WHAT THE TASK REQUIRES
Return all lines of the data in which the string "Certificate" occurs.

MATERIALS PROVIDED
● ● ● ●

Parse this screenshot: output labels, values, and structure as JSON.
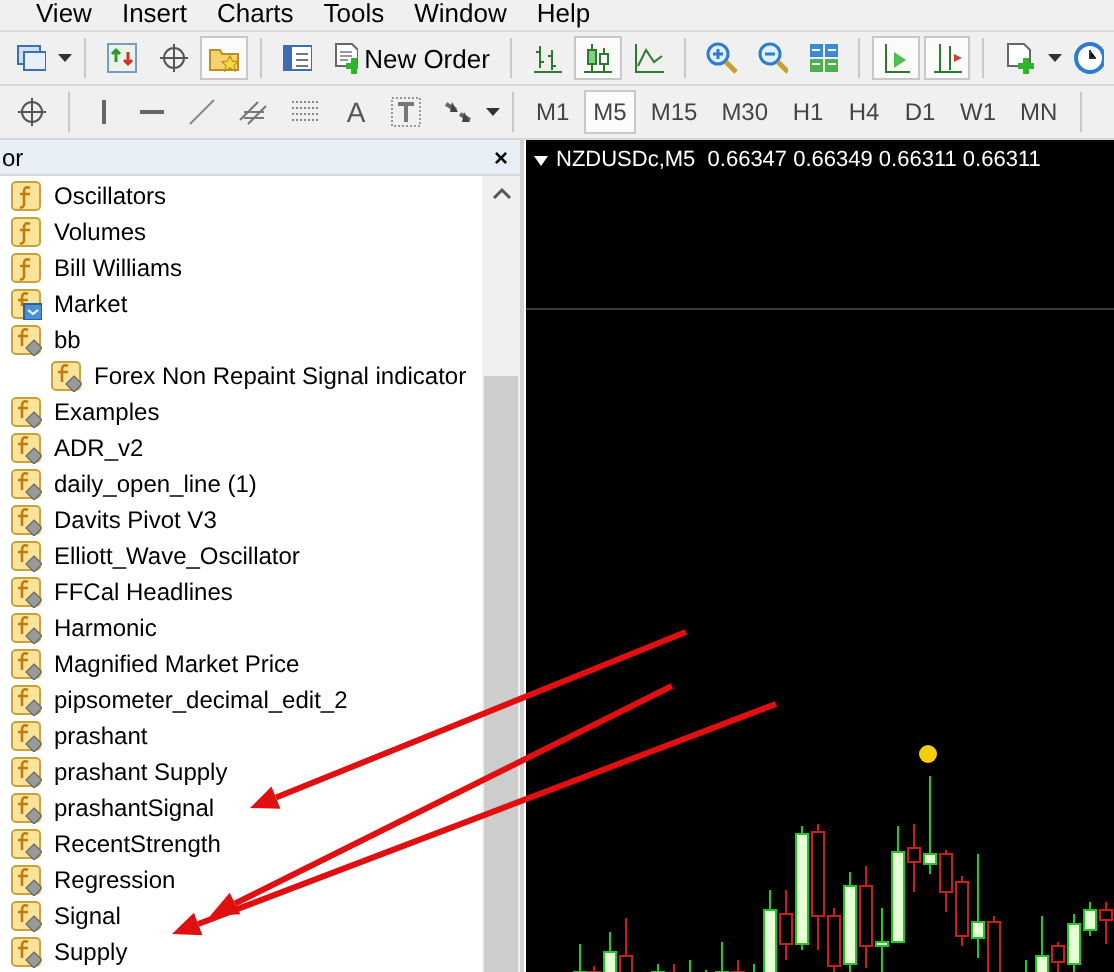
{
  "menu": [
    "View",
    "Insert",
    "Charts",
    "Tools",
    "Window",
    "Help"
  ],
  "toolbar_1": [
    {
      "kind": "profiles",
      "pressed": false
    },
    {
      "kind": "dropdown"
    },
    {
      "kind": "separator"
    },
    {
      "kind": "refresh",
      "pressed": false
    },
    {
      "kind": "crosshair",
      "pressed": false
    },
    {
      "kind": "favorites",
      "pressed": true
    },
    {
      "kind": "separator"
    },
    {
      "kind": "navigator",
      "pressed": false
    },
    {
      "kind": "neworder",
      "label": "New Order",
      "pressed": false
    },
    {
      "kind": "separator"
    },
    {
      "kind": "barchart",
      "pressed": false
    },
    {
      "kind": "candles",
      "pressed": true
    },
    {
      "kind": "linechart",
      "pressed": false
    },
    {
      "kind": "separator"
    },
    {
      "kind": "zoomin",
      "pressed": false
    },
    {
      "kind": "zoomout",
      "pressed": false
    },
    {
      "kind": "tile",
      "pressed": false
    },
    {
      "kind": "separator"
    },
    {
      "kind": "autoscroll",
      "pressed": true
    },
    {
      "kind": "shift",
      "pressed": true
    },
    {
      "kind": "separator"
    },
    {
      "kind": "newchart",
      "pressed": false
    },
    {
      "kind": "dropdown"
    },
    {
      "kind": "clock",
      "pressed": false
    }
  ],
  "toolbar_2": [
    {
      "kind": "crosshair",
      "pressed": false
    },
    {
      "kind": "separator"
    },
    {
      "kind": "vline",
      "pressed": false
    },
    {
      "kind": "hline",
      "pressed": false
    },
    {
      "kind": "trendline",
      "pressed": false
    },
    {
      "kind": "channel",
      "pressed": false
    },
    {
      "kind": "fibo",
      "pressed": false
    },
    {
      "kind": "text",
      "label": "A",
      "pressed": false
    },
    {
      "kind": "textlabel",
      "pressed": false
    },
    {
      "kind": "arrows",
      "pressed": false
    },
    {
      "kind": "dropdown"
    },
    {
      "kind": "separator"
    }
  ],
  "timeframes": [
    {
      "label": "M1",
      "selected": false
    },
    {
      "label": "M5",
      "selected": true
    },
    {
      "label": "M15",
      "selected": false
    },
    {
      "label": "M30",
      "selected": false
    },
    {
      "label": "H1",
      "selected": false
    },
    {
      "label": "H4",
      "selected": false
    },
    {
      "label": "D1",
      "selected": false
    },
    {
      "label": "W1",
      "selected": false
    },
    {
      "label": "MN",
      "selected": false
    }
  ],
  "navigator": {
    "title": "or",
    "close": "×",
    "items": [
      {
        "label": "Oscillators",
        "kind": "folder"
      },
      {
        "label": "Volumes",
        "kind": "folder"
      },
      {
        "label": "Bill Williams",
        "kind": "folder"
      },
      {
        "label": "Market",
        "kind": "market"
      },
      {
        "label": "bb",
        "kind": "custom",
        "children": [
          {
            "label": "Forex Non Repaint Signal indicator",
            "kind": "custom"
          }
        ]
      },
      {
        "label": "Examples",
        "kind": "custom"
      },
      {
        "label": "ADR_v2",
        "kind": "custom"
      },
      {
        "label": "daily_open_line (1)",
        "kind": "custom"
      },
      {
        "label": "Davits Pivot V3",
        "kind": "custom"
      },
      {
        "label": "Elliott_Wave_Oscillator",
        "kind": "custom"
      },
      {
        "label": "FFCal Headlines",
        "kind": "custom"
      },
      {
        "label": "Harmonic",
        "kind": "custom"
      },
      {
        "label": "Magnified Market Price",
        "kind": "custom"
      },
      {
        "label": "pipsometer_decimal_edit_2",
        "kind": "custom"
      },
      {
        "label": "prashant",
        "kind": "custom"
      },
      {
        "label": "prashant Supply",
        "kind": "custom"
      },
      {
        "label": "prashantSignal",
        "kind": "custom"
      },
      {
        "label": "RecentStrength",
        "kind": "custom"
      },
      {
        "label": "Regression",
        "kind": "custom"
      },
      {
        "label": "Signal",
        "kind": "custom"
      },
      {
        "label": "Supply",
        "kind": "custom"
      }
    ]
  },
  "chart": {
    "title": "NZDUSDc,M5  0.66347 0.66349 0.66311 0.66311"
  }
}
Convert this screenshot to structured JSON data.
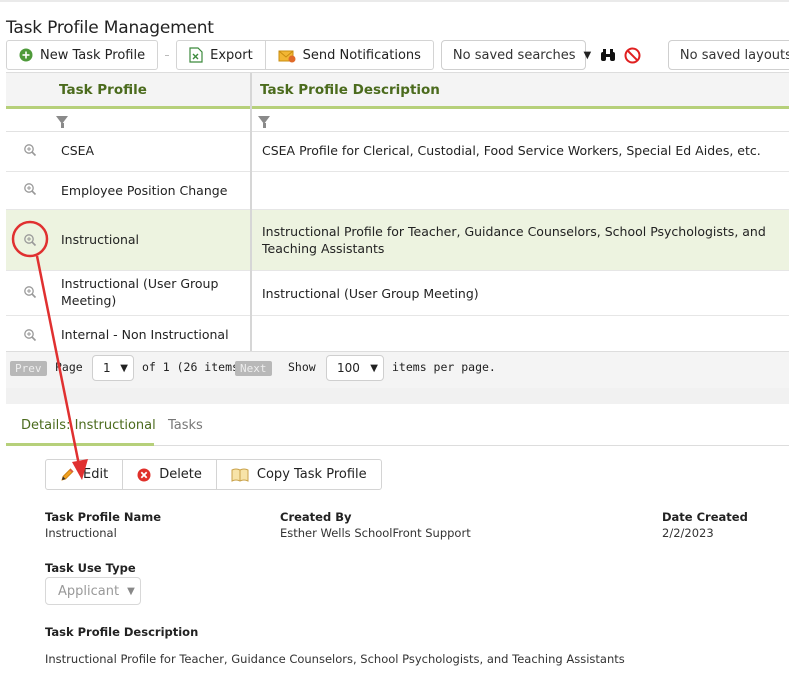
{
  "page": {
    "title": "Task Profile Management"
  },
  "toolbar": {
    "new_label": "New Task Profile",
    "export_label": "Export",
    "notify_label": "Send Notifications",
    "saved_searches": "No saved searches",
    "saved_layouts": "No saved layouts"
  },
  "grid": {
    "col_profile": "Task Profile",
    "col_description": "Task Profile Description",
    "rows": [
      {
        "name": "CSEA",
        "description": "CSEA Profile for Clerical, Custodial, Food Service Workers, Special Ed Aides, etc."
      },
      {
        "name": "Employee Position Change",
        "description": ""
      },
      {
        "name": "Instructional",
        "description": "Instructional Profile for Teacher, Guidance Counselors, School Psychologists, and Teaching Assistants"
      },
      {
        "name": "Instructional (User Group Meeting)",
        "description": "Instructional (User Group Meeting)"
      },
      {
        "name": "Internal - Non Instructional",
        "description": ""
      }
    ]
  },
  "pager": {
    "prev": "Prev",
    "page_label": "Page",
    "page_value": "1",
    "of_text": "of 1 (26 items)",
    "next": "Next",
    "show_label": "Show",
    "per_page": "100",
    "per_page_suffix": "items per page."
  },
  "tabs": {
    "details": "Details: Instructional",
    "tasks": "Tasks"
  },
  "details": {
    "edit": "Edit",
    "delete": "Delete",
    "copy": "Copy Task Profile",
    "name_label": "Task Profile Name",
    "name_value": "Instructional",
    "created_by_label": "Created By",
    "created_by_value": "Esther Wells SchoolFront Support",
    "date_label": "Date Created",
    "date_value": "2/2/2023",
    "use_type_label": "Task Use Type",
    "use_type_value": "Applicant",
    "desc_label": "Task Profile Description",
    "desc_value": "Instructional Profile for Teacher, Guidance Counselors, School Psychologists, and Teaching Assistants"
  },
  "colors": {
    "accent": "#4b6b1d",
    "highlight": "#e03030",
    "underline": "#b6d07a"
  }
}
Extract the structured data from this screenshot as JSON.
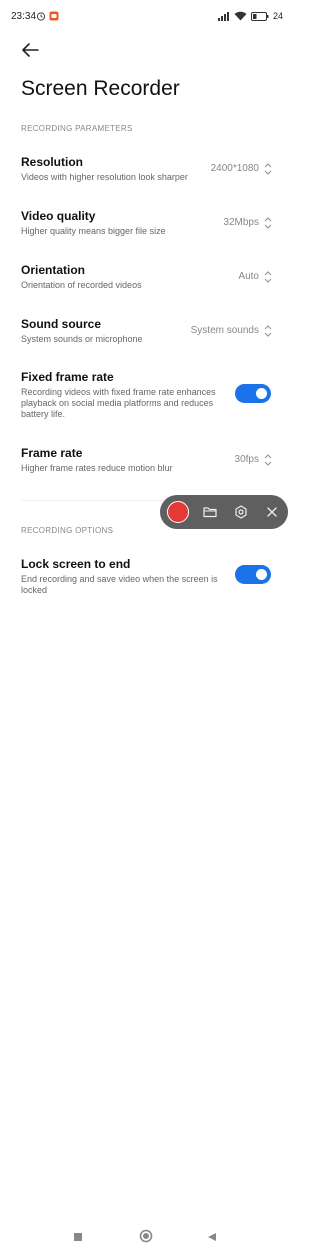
{
  "status": {
    "time": "23:34",
    "battery": "24"
  },
  "header": {
    "title": "Screen Recorder"
  },
  "sections": {
    "recording_parameters": "RECORDING PARAMETERS",
    "recording_options": "RECORDING OPTIONS"
  },
  "rows": [
    {
      "title": "Resolution",
      "subtitle": "Videos with higher resolution look sharper",
      "value": "2400*1080"
    },
    {
      "title": "Video quality",
      "subtitle": "Higher quality means bigger file size",
      "value": "32Mbps"
    },
    {
      "title": "Orientation",
      "subtitle": "Orientation of recorded videos",
      "value": "Auto"
    },
    {
      "title": "Sound source",
      "subtitle": "System sounds or microphone",
      "value": "System sounds"
    },
    {
      "title": "Fixed frame rate",
      "subtitle": "Recording videos with fixed frame rate enhances playback on social media platforms and reduces battery life.",
      "toggle_on": true
    },
    {
      "title": "Frame rate",
      "subtitle": "Higher frame rates reduce motion blur",
      "value": "30fps"
    },
    {
      "title": "Lock screen to end",
      "subtitle": "End recording and save video when the screen is locked",
      "toggle_on": true
    }
  ],
  "colors": {
    "accent": "#1a73e8",
    "record": "#e53935",
    "floating_bar": "#5f5f5f"
  },
  "icons": {
    "back": "arrow-left-icon",
    "folder": "folder-icon",
    "settings": "settings-icon",
    "close": "close-icon",
    "nav_recents": "square-icon",
    "nav_home": "circle-icon",
    "nav_back": "triangle-back-icon"
  }
}
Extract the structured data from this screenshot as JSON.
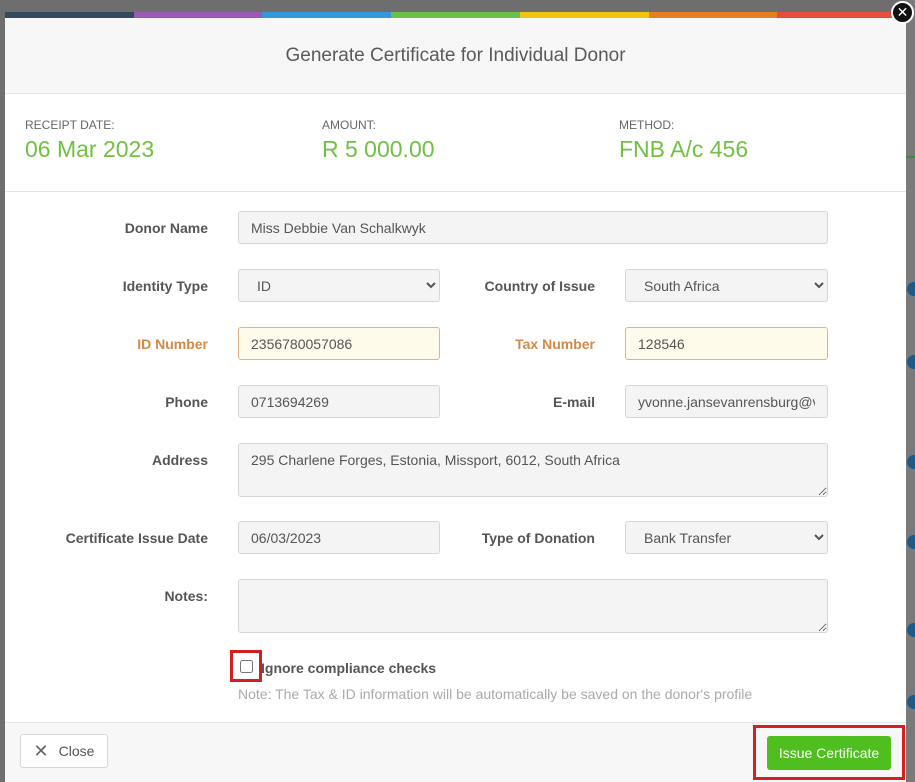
{
  "modal": {
    "title": "Generate Certificate for Individual Donor",
    "topbar_colors": [
      "#34495e",
      "#9b59b6",
      "#3498db",
      "#6cc04a",
      "#f1c40f",
      "#e67e22",
      "#e74c3c"
    ]
  },
  "summary": {
    "receipt_date_label": "RECEIPT DATE:",
    "receipt_date": "06 Mar 2023",
    "amount_label": "AMOUNT:",
    "amount": "R 5 000.00",
    "method_label": "METHOD:",
    "method": "FNB A/c 456"
  },
  "form": {
    "donor_name_label": "Donor Name",
    "donor_name": "Miss Debbie Van Schalkwyk",
    "identity_type_label": "Identity Type",
    "identity_type": "ID",
    "country_label": "Country of Issue",
    "country": "South Africa",
    "id_number_label": "ID Number",
    "id_number": "2356780057086",
    "tax_number_label": "Tax Number",
    "tax_number": "128546",
    "phone_label": "Phone",
    "phone": "0713694269",
    "email_label": "E-mail",
    "email": "yvonne.jansevanrensburg@v",
    "address_label": "Address",
    "address": "295 Charlene Forges, Estonia, Missport, 6012, South Africa",
    "issue_date_label": "Certificate Issue Date",
    "issue_date": "06/03/2023",
    "donation_type_label": "Type of Donation",
    "donation_type": "Bank Transfer",
    "notes_label": "Notes:",
    "notes": "",
    "ignore_label": "Ignore compliance checks",
    "note_text": "Note: The Tax & ID information will be automatically be saved on the donor's profile"
  },
  "footer": {
    "close_label": "Close",
    "issue_label": "Issue Certificate"
  },
  "colors": {
    "accent_green": "#72c043",
    "warn_orange": "#d08a47",
    "highlight_red": "#d22020"
  }
}
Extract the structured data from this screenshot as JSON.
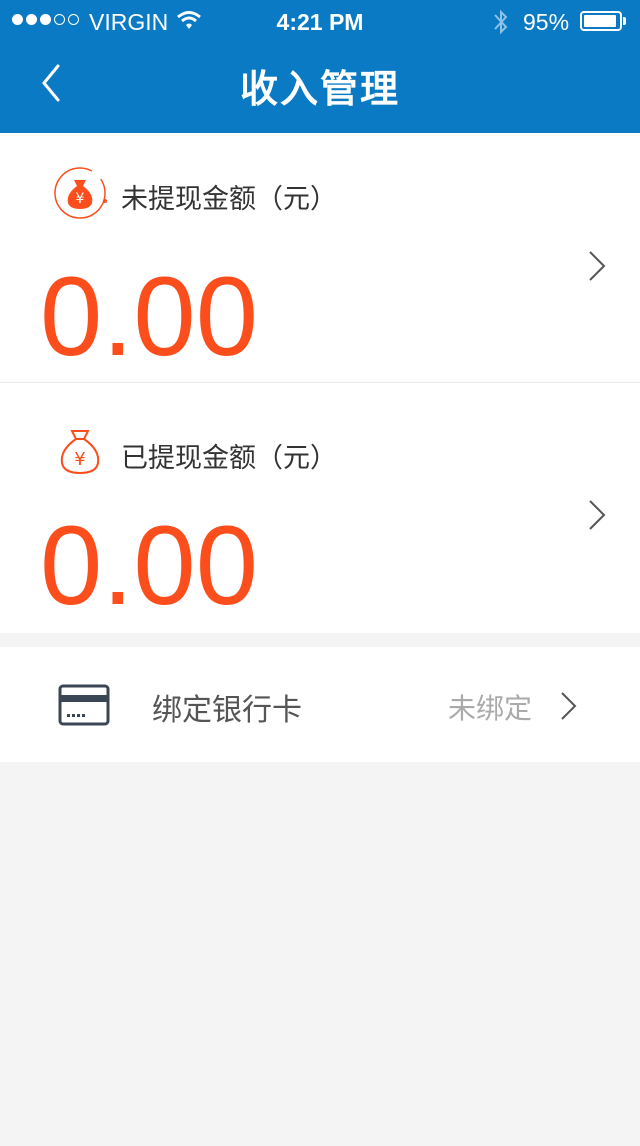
{
  "status_bar": {
    "carrier": "VIRGIN",
    "time": "4:21 PM",
    "battery": "95%",
    "battery_level": 0.95
  },
  "nav": {
    "title": "收入管理"
  },
  "cards": [
    {
      "label": "未提现金额（元）",
      "amount": "0.00"
    },
    {
      "label": "已提现金额（元）",
      "amount": "0.00"
    }
  ],
  "bank": {
    "label": "绑定银行卡",
    "status": "未绑定"
  },
  "colors": {
    "nav_blue": "#0a7ac4",
    "amount_orange": "#fc4e1c",
    "background": "#f4f4f4"
  }
}
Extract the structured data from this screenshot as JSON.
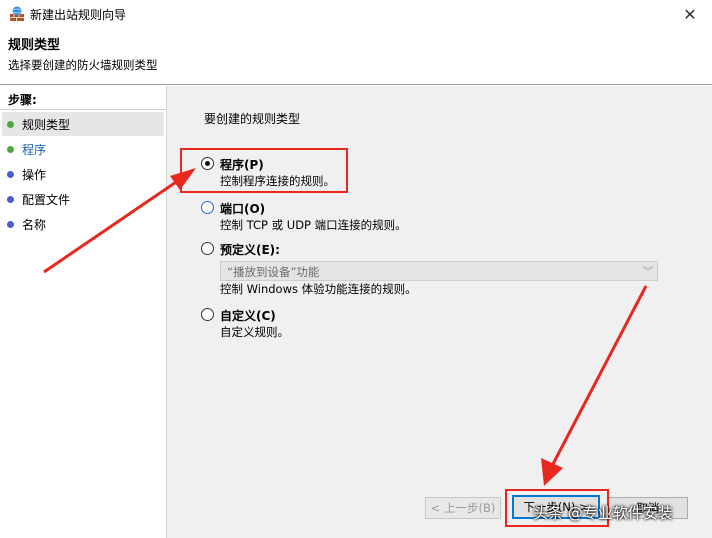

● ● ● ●

RESPONSE AREA
    "title": "Generate Certificate for Individual Donor",
    "issue_date_label": "Certificate Issue Date",
    "issue_label": "Issue Certificate"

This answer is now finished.